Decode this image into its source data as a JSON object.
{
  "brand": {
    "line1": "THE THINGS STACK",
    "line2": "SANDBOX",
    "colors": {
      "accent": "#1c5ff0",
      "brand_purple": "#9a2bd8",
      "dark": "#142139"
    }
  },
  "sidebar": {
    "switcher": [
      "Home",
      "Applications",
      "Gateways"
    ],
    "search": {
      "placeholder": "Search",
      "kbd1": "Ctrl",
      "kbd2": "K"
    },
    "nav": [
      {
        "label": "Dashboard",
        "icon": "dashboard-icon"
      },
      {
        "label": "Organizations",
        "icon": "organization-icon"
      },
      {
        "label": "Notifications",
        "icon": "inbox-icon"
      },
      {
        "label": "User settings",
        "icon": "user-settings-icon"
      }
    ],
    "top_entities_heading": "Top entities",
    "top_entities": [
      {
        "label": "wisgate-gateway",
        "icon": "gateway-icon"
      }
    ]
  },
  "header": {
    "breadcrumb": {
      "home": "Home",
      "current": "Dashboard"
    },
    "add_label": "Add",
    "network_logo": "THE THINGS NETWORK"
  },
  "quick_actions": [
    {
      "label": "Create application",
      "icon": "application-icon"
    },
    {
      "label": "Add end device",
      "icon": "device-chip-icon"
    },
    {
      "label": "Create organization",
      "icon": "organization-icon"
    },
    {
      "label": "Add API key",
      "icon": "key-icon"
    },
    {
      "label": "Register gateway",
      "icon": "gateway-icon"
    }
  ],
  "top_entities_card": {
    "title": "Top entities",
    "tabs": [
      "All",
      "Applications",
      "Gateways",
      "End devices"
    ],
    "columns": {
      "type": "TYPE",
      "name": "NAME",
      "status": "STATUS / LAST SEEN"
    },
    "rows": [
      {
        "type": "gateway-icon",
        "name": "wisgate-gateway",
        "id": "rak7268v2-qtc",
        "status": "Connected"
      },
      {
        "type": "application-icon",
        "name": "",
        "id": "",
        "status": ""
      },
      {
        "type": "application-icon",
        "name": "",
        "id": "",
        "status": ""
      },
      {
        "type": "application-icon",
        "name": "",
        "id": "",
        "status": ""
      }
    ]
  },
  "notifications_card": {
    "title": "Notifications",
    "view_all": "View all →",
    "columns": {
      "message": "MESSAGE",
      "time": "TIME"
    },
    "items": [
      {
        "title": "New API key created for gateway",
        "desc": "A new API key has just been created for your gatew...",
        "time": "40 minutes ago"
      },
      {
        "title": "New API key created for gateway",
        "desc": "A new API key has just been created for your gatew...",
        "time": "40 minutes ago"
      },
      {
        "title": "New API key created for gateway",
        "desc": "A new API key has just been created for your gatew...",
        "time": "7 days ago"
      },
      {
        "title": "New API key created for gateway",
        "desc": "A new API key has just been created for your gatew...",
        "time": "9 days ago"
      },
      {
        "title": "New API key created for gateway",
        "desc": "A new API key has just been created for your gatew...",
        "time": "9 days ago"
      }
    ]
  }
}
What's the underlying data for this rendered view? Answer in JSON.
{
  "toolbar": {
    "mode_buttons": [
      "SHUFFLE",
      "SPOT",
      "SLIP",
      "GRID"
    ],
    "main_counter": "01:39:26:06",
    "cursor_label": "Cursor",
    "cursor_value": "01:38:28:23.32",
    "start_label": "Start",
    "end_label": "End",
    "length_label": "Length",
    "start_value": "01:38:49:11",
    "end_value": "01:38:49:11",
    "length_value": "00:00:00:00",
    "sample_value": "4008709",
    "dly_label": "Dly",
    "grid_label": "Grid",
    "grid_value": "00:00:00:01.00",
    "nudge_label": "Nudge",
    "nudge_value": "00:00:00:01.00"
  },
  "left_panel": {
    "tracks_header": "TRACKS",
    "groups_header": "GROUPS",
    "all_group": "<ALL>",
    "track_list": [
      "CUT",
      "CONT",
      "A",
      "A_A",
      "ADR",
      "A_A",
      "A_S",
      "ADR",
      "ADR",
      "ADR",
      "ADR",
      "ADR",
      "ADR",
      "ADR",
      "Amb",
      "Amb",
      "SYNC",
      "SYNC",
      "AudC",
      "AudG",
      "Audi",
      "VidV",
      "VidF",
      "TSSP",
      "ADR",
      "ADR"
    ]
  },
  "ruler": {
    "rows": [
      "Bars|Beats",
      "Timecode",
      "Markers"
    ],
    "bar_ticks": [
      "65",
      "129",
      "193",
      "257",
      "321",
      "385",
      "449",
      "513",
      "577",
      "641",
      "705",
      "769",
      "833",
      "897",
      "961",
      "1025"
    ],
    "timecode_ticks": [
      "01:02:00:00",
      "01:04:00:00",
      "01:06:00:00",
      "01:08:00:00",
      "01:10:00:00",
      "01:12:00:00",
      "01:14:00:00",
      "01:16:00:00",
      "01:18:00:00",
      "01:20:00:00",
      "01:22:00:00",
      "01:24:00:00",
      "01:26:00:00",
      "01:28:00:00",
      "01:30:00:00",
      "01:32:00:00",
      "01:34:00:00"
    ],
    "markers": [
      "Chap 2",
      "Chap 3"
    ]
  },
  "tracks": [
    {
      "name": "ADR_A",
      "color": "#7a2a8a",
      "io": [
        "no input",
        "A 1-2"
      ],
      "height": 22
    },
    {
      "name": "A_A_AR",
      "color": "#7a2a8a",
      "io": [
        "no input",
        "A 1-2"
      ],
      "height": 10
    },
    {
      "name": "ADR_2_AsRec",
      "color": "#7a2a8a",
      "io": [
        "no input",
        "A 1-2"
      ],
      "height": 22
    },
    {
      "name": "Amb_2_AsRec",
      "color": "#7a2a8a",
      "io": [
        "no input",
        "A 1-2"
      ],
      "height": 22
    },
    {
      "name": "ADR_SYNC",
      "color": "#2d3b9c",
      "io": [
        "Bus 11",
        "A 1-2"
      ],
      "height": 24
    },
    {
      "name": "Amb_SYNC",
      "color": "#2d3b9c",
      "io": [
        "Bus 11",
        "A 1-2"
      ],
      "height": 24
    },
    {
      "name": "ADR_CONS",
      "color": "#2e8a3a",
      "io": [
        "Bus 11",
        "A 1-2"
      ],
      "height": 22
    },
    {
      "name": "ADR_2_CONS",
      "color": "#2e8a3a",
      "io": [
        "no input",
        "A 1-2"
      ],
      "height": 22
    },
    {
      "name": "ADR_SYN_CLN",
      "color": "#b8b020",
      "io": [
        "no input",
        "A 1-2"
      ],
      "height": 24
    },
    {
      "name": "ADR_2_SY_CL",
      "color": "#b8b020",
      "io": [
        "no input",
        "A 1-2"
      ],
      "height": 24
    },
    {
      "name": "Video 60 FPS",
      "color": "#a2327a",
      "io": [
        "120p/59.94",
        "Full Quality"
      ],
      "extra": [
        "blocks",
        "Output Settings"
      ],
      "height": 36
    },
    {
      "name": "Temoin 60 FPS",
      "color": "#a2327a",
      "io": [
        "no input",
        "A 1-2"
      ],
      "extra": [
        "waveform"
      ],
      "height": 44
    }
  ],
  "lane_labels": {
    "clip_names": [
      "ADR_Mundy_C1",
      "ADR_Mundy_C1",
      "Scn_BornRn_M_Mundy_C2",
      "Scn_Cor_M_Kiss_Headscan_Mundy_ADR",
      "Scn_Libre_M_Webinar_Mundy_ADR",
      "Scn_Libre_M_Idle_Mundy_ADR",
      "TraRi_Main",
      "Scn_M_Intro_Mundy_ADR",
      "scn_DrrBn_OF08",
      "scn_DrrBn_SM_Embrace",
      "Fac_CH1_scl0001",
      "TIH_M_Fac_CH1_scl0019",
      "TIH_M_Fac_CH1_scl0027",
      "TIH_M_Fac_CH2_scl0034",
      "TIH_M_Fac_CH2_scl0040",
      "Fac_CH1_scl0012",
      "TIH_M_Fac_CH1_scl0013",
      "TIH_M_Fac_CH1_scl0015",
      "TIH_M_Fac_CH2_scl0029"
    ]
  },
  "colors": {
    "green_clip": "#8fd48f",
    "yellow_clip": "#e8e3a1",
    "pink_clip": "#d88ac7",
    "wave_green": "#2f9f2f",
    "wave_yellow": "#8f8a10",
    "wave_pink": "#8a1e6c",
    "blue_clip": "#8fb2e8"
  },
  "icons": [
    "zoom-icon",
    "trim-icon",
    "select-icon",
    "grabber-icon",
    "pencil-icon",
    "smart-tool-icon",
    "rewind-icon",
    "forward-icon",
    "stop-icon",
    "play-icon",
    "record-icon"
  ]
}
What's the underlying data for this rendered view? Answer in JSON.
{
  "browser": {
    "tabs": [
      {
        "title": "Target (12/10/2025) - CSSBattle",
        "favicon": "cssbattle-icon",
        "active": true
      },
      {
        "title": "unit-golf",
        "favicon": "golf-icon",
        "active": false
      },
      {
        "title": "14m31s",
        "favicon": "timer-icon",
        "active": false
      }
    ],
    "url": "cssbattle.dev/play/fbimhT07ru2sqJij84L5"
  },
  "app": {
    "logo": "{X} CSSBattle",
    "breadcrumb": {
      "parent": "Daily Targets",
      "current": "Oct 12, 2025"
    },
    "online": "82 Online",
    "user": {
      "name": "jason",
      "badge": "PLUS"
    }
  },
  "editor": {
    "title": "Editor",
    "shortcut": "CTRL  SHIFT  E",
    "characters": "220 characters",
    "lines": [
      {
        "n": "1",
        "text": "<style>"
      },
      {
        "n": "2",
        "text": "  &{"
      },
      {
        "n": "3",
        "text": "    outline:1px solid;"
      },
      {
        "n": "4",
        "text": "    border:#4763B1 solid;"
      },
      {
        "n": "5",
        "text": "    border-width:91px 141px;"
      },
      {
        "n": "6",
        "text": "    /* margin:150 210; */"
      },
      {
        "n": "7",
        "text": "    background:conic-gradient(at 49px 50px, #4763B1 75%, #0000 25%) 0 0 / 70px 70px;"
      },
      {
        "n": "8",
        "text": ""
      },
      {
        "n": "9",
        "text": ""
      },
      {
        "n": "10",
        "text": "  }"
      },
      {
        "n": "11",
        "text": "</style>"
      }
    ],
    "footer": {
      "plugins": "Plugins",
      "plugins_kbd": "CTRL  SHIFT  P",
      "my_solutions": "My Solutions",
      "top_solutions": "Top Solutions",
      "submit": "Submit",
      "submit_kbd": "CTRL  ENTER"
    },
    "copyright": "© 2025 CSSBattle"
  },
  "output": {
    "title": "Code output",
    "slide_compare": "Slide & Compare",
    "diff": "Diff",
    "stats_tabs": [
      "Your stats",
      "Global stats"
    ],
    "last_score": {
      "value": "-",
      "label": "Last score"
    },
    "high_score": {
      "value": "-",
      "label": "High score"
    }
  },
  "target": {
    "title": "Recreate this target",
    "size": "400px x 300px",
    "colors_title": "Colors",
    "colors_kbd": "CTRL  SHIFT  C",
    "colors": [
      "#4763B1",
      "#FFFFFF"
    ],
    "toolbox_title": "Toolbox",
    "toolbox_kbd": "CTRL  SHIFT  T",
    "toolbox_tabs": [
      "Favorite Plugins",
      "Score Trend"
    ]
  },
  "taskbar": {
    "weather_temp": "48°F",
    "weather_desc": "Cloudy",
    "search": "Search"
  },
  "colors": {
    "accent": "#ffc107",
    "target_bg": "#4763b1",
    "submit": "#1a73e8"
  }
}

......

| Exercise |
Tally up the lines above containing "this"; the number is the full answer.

| Answer for the task |
4